After speaking with medical professionals we know, it is now becoming clear that I may have had swine flu (Novel H1N1) over the last several weeks. My symptoms, duration, and severity have made this “highly likely.”
So I thought it might be helpful for you all to know what the experience is like. Not to scare you (seriously, it was not scary EVER), but just so you know and can take precautions if you or your family end up having it.
During the worst of my illness, I stayed home. Had I understood what I was carrying, I would have stayed home more, but I didn’t know – unfortunately, there is no sign waved in your face that says “you have swine flu!”
It began with heavy fatigue 4 or 5 weeks ago. It was in the thick of the hot weather here (over 100F), and we were madly packing and getting ready to move. While the fatigue was strange, I thought for the most part I was reacting to the heat and stress of moving. The fatigue got steadily worse, and then subsided for a couple of days. I also had some nausea toward the tail end of that fatigue.
Soon after the fatigue and nausea subsided, I had a sore throat for a couple of days and then had symptoms much like a bad cold that would not stop. That lasted two weeks, coming strong like a wave, and then lingering for some time in my lungs. I did have a fever, but it never got high enough to worry. Again there was some fatigue.
I had a productive cough – with quite a bit of fluid in my lungs – something I haven’t had since I really worked to contain my asthma four years ago. Had I not been managing my asthma with medications now, I believe I would have been much, much worse during this phase. As it was, I felt at the time it was not quite severe enough to go to the doctor.
As the coughing began to subside, the nausea returned on occasion and the symptoms moved to my intestines. It remained this way for a little under a week. I now am near the end of this phase, while the cough has all but gone away. During this time, I’ve eaten a lot of yogurt and cottage cheese to put good bacteria back into my body, drunk lots of water, eaten only basic things like grains fruit and vegetables, plus I’ve slept an awful lot.

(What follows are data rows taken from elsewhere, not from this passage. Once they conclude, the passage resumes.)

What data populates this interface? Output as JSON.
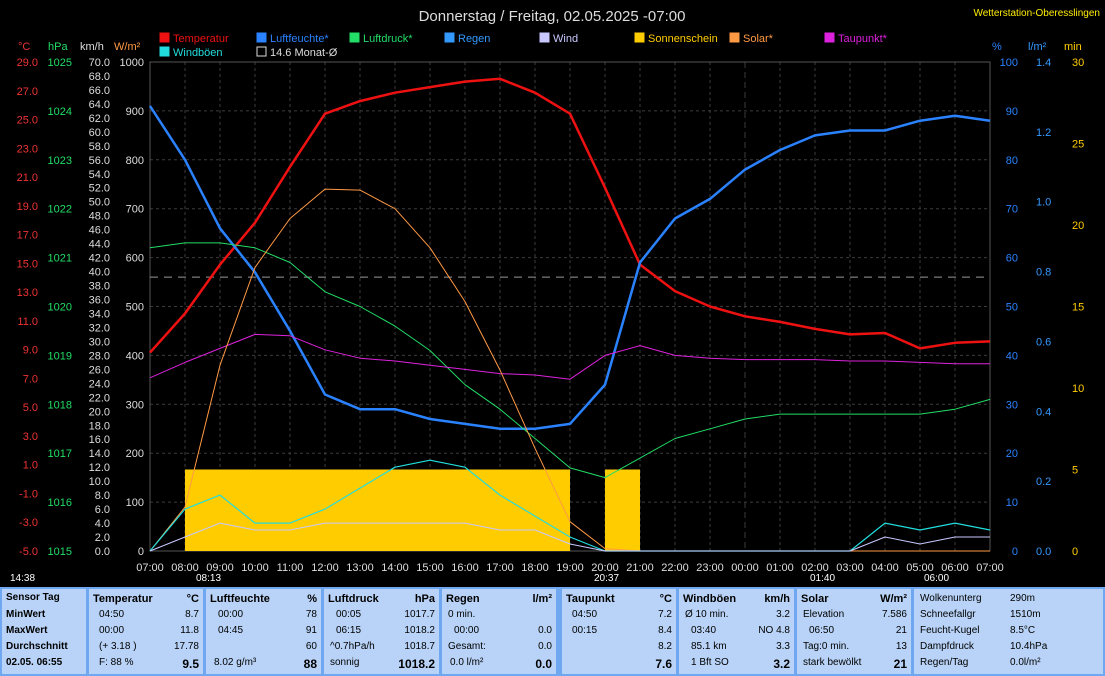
{
  "header": {
    "title": "Donnerstag / Freitag, 02.05.2025  -07:00",
    "station": "Wetterstation-Oberesslingen"
  },
  "legend": [
    {
      "label": "Temperatur",
      "color": "#ee1111"
    },
    {
      "label": "Luftfeuchte*",
      "color": "#2a82ff"
    },
    {
      "label": "Luftdruck*",
      "color": "#22dd66"
    },
    {
      "label": "Regen",
      "color": "#3399ff"
    },
    {
      "label": "Wind",
      "color": "#c8c8ff"
    },
    {
      "label": "Sonnenschein",
      "color": "#ffcc00"
    },
    {
      "label": "Solar*",
      "color": "#ff9944"
    },
    {
      "label": "Taupunkt*",
      "color": "#dd22dd"
    },
    {
      "label": "Windböen",
      "color": "#22dddd"
    },
    {
      "label": "14.6 Monat-Ø",
      "color": "#000000"
    }
  ],
  "axis_units": {
    "temp": "°C",
    "pressure": "hPa",
    "wind": "km/h",
    "solar": "W/m²",
    "humidity": "%",
    "rain": "l/m²",
    "minutes": "min"
  },
  "axis_labels": {
    "temp": [
      "29.0",
      "27.0",
      "25.0",
      "23.0",
      "21.0",
      "19.0",
      "17.0",
      "15.0",
      "13.0",
      "11.0",
      "9.0",
      "7.0",
      "5.0",
      "3.0",
      "1.0",
      "-1.0",
      "-3.0",
      "-5.0"
    ],
    "pressure": [
      "1025",
      "1024",
      "1023",
      "1022",
      "1021",
      "1020",
      "1019",
      "1018",
      "1017",
      "1016",
      "1015"
    ],
    "wind": [
      "70.0",
      "68.0",
      "66.0",
      "64.0",
      "62.0",
      "60.0",
      "58.0",
      "56.0",
      "54.0",
      "52.0",
      "50.0",
      "48.0",
      "46.0",
      "44.0",
      "42.0",
      "40.0",
      "38.0",
      "36.0",
      "34.0",
      "32.0",
      "30.0",
      "28.0",
      "26.0",
      "24.0",
      "22.0",
      "20.0",
      "18.0",
      "16.0",
      "14.0",
      "12.0",
      "10.0",
      "8.0",
      "6.0",
      "4.0",
      "2.0",
      "0.0"
    ],
    "solar": [
      "1000",
      "900",
      "800",
      "700",
      "600",
      "500",
      "400",
      "300",
      "200",
      "100",
      "0"
    ],
    "humidity": [
      "100",
      "90",
      "80",
      "70",
      "60",
      "50",
      "40",
      "30",
      "20",
      "10",
      "0"
    ],
    "rain": [
      "1.4",
      "1.2",
      "1.0",
      "0.8",
      "0.6",
      "0.4",
      "0.2",
      "0.0"
    ],
    "minutes": [
      "30",
      "25",
      "20",
      "15",
      "10",
      "5",
      "0"
    ],
    "time": [
      "07:00",
      "08:00",
      "09:00",
      "10:00",
      "11:00",
      "12:00",
      "13:00",
      "14:00",
      "15:00",
      "16:00",
      "17:00",
      "18:00",
      "19:00",
      "20:00",
      "21:00",
      "22:00",
      "23:00",
      "00:00",
      "01:00",
      "02:00",
      "03:00",
      "04:00",
      "05:00",
      "06:00",
      "07:00"
    ]
  },
  "markers": {
    "sunrise": "08:13",
    "sunset": "20:37",
    "moonrise": "01:40",
    "daylength": "14:38",
    "now": "06:00"
  },
  "chart_data": {
    "type": "line",
    "x_unit": "hours",
    "x_range": [
      "07:00",
      "07:00 (+1 day)"
    ],
    "x": [
      7,
      8,
      9,
      10,
      11,
      12,
      13,
      14,
      15,
      16,
      17,
      18,
      19,
      20,
      21,
      22,
      23,
      24,
      25,
      26,
      27,
      28,
      29,
      30,
      31
    ],
    "series": [
      {
        "name": "Temperatur",
        "unit": "°C",
        "values": [
          9.2,
          12.0,
          15.5,
          18.5,
          22.5,
          26.3,
          27.2,
          27.8,
          28.2,
          28.6,
          28.8,
          27.8,
          26.3,
          21.0,
          15.5,
          13.6,
          12.5,
          11.8,
          11.4,
          10.9,
          10.5,
          10.6,
          9.5,
          9.9,
          10.0
        ]
      },
      {
        "name": "Luftfeuchte*",
        "unit": "%",
        "values": [
          91,
          80,
          66,
          57,
          45,
          32,
          29,
          29,
          27,
          26,
          25,
          25,
          26,
          34,
          59,
          68,
          72,
          78,
          82,
          85,
          86,
          86,
          88,
          89,
          88
        ]
      },
      {
        "name": "Luftdruck*",
        "unit": "hPa",
        "values": [
          1021.2,
          1021.3,
          1021.3,
          1021.2,
          1020.9,
          1020.3,
          1020.0,
          1019.6,
          1019.1,
          1018.4,
          1017.9,
          1017.3,
          1016.7,
          1016.5,
          1016.9,
          1017.3,
          1017.5,
          1017.7,
          1017.8,
          1017.8,
          1017.8,
          1017.8,
          1017.8,
          1017.9,
          1018.1
        ]
      },
      {
        "name": "Taupunkt*",
        "unit": "°C",
        "values": [
          7.4,
          8.5,
          9.5,
          10.5,
          10.4,
          9.4,
          8.8,
          8.6,
          8.3,
          8.0,
          7.7,
          7.6,
          7.3,
          9.0,
          9.7,
          9.0,
          8.8,
          8.7,
          8.7,
          8.7,
          8.6,
          8.6,
          8.5,
          8.4,
          8.4
        ]
      },
      {
        "name": "Solar*",
        "unit": "W/m²",
        "values": [
          0,
          90,
          380,
          580,
          680,
          740,
          738,
          700,
          620,
          510,
          370,
          210,
          60,
          5,
          0,
          0,
          0,
          0,
          0,
          0,
          0,
          0,
          0,
          0,
          0
        ]
      },
      {
        "name": "Windböen",
        "unit": "km/h",
        "values": [
          0,
          6,
          8,
          4,
          4,
          6,
          9,
          12,
          13,
          12,
          8,
          5,
          2,
          0,
          0,
          0,
          0,
          0,
          0,
          0,
          0,
          4,
          3,
          4,
          3
        ]
      },
      {
        "name": "Wind",
        "unit": "km/h",
        "values": [
          0,
          2,
          4,
          3,
          3,
          4,
          4,
          4,
          4,
          4,
          3,
          3,
          1,
          0,
          0,
          0,
          0,
          0,
          0,
          0,
          0,
          2,
          1,
          2,
          2
        ]
      },
      {
        "name": "Sonnenschein",
        "unit": "min",
        "values": [
          0,
          5,
          5,
          5,
          5,
          5,
          5,
          5,
          5,
          5,
          5,
          5,
          0,
          5,
          0,
          0,
          0,
          0,
          0,
          0,
          0,
          0,
          0,
          0,
          0
        ]
      }
    ],
    "reference": {
      "name": "14.6 Monat-Ø",
      "unit": "°C",
      "value": 14.6
    },
    "ylim": {
      "temp": [
        -5,
        30
      ],
      "humidity": [
        0,
        100
      ],
      "pressure": [
        1015,
        1025
      ],
      "solar": [
        0,
        1000
      ],
      "wind": [
        0,
        70
      ],
      "minutes": [
        0,
        30
      ],
      "rain": [
        0,
        1.5
      ]
    },
    "grid": true
  },
  "stats": {
    "rows": [
      "Sensor Tag",
      "MinWert",
      "MaxWert",
      "Durchschnitt"
    ],
    "date": "02.05.  06:55",
    "temperature": {
      "title": "Temperatur",
      "unit": "°C",
      "min_time": "04:50",
      "min": "8.7",
      "max_time": "00:00",
      "max": "11.8",
      "avg_note": "(+ 3.18 )",
      "avg": "17.78",
      "extra": "F: 88 %",
      "current": "9.5"
    },
    "humidity": {
      "title": "Luftfeuchte",
      "unit": "%",
      "min_time": "00:00",
      "min": "78",
      "max_time": "04:45",
      "max": "91",
      "avg": "60",
      "extra": "8.02 g/m³",
      "current": "88"
    },
    "pressure": {
      "title": "Luftdruck",
      "unit": "hPa",
      "min_time": "00:05",
      "min": "1017.7",
      "max_time": "06:15",
      "max": "1018.2",
      "trend": "^0.7hPa/h",
      "avg": "1018.7",
      "extra": "sonnig",
      "current": "1018.2"
    },
    "rain": {
      "title": "Regen",
      "unit": "l/m²",
      "r1": "0 min.",
      "r1v": "",
      "r2": "00:00",
      "r2v": "0.0",
      "r3": "Gesamt:",
      "r3v": "0.0",
      "extra": "0.0 l/m²",
      "current": "0.0"
    },
    "dewpoint": {
      "title": "Taupunkt",
      "unit": "°C",
      "min_time": "04:50",
      "min": "7.2",
      "max_time": "00:15",
      "max": "8.4",
      "avg": "8.2",
      "current": "7.6"
    },
    "gusts": {
      "title": "Windböen",
      "unit": "km/h",
      "r1": "Ø 10 min.",
      "r1v": "3.2",
      "r2": "03:40",
      "r2v": "NO 4.8",
      "r3": "85.1 km",
      "r3v": "3.3",
      "extra": "1 Bft SO",
      "current": "3.2"
    },
    "solar": {
      "title": "Solar",
      "unit": "W/m²",
      "r1": "Elevation",
      "r1v": "7.586",
      "r2": "06:50",
      "r2v": "21",
      "r3": "Tag:0 min.",
      "r3v": "13",
      "extra": "stark bewölkt",
      "current": "21"
    },
    "misc": {
      "r1": "Wolkenunterg",
      "r1v": "290m",
      "r2": "Schneefallgr",
      "r2v": "1510m",
      "r3": "Feucht-Kugel",
      "r3v": "8.5°C",
      "r4": "Dampfdruck",
      "r4v": "10.4hPa",
      "r5": "Regen/Tag",
      "r5v": "0.0l/m²"
    }
  }
}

I’m now nearing my normal self again.
All in all, it took a while to recover, but it was not in any way deadly for me. It was not terribly different than any other flu. Had I known, I would have stayed home so as not to infect others who may have chronic diseases that would put them more at risk. I feel bad about that. However, I did stay away from my grandfather and have not seen him for many weeks, I avoided public gatherings as much as possible, I was very careful to wash my hands after blowing my nose and coughing in public, and I took several other such precautions that I would have taken with any flu.
I am looking forward to having my energy back. We’ve almost finished unpacking from the move , but I haven’t been able to take that to the finish line due to fatigue. I have lost about five pounds – I needed to loose the weight, but I would MUCH rather have lost it by exercising ! So I hope to continue working toward 10,000 steps soon, and to continue to build our online community here.
If You Think You Might Have Swine Flu, What Should You Do?
Everyone’s symptoms will be somewhat different based on their own body’s reaction to illness. And again, there is no red flag that says “this is swine flu!”
If you do get sick, don’t panic. If you have a history of lung disease, diabetes, heart disease, kidney disease, neurocognitive and neuromuscular disorders, suppressed immune system – or if you are pregnant – make sure you see a doctor. Otherwise, stay home and rest, drink water, stay up on your nutrition, and pay attention to your body’s needs. Take special care of children and young adults if they get sick, and do not give them aspirin – it can lead to further complications. (Note: this is not official medical advice of course – please consult a doctor or nurse for any official advice, or if you have any doubts about your condition.)
The CDC recommends that people with influenza-like illness remain at home until at least 24 hours after they are free of fever (100 F or 37.8C), or signs of a fever without the use of fever-reducing medications. For more information, visit “Novel H1N1 (Swine Flu) And You.”
Also, from what I’ve learned from each of their sites, the CDC, NIH, WHO, and other health organizations are somewhat discouraging people without severe symptoms to come in to be tested for H1N1. Because there are so many cases now, labs want to preserve that capacity for those who are more severely ill. The only reason to know for sure is if you need treatment, and most people do recover fine without treatment. Of course, when in doubt, give your doctor a shout! Pick up the phone and call your doctor – it doesn’t hurt.
To learn more about seasonal influenza visit:
To learn more about H1N1 swine flu visit:
- CDC: “Novel H1N1 (Swine Flu) And You” or “Novel H1N1 Flu: Global Situation“
- WHO: “What is the New Influenza A(H1N1)?” or “Pandemic (H1N1) 2009″
- NIH: “H1N1 Flu (Swine Flu)”
- One Green Generation: “How To Prepare For Swine Flu”
Returning To A Regular Schedule
Thank you all again for your patience. Assuming I continue on my current healthy trajectory, I am back to a normal posting schedule (5-6 days/week) as of today.
I appreciate your readership. Stay Healthy!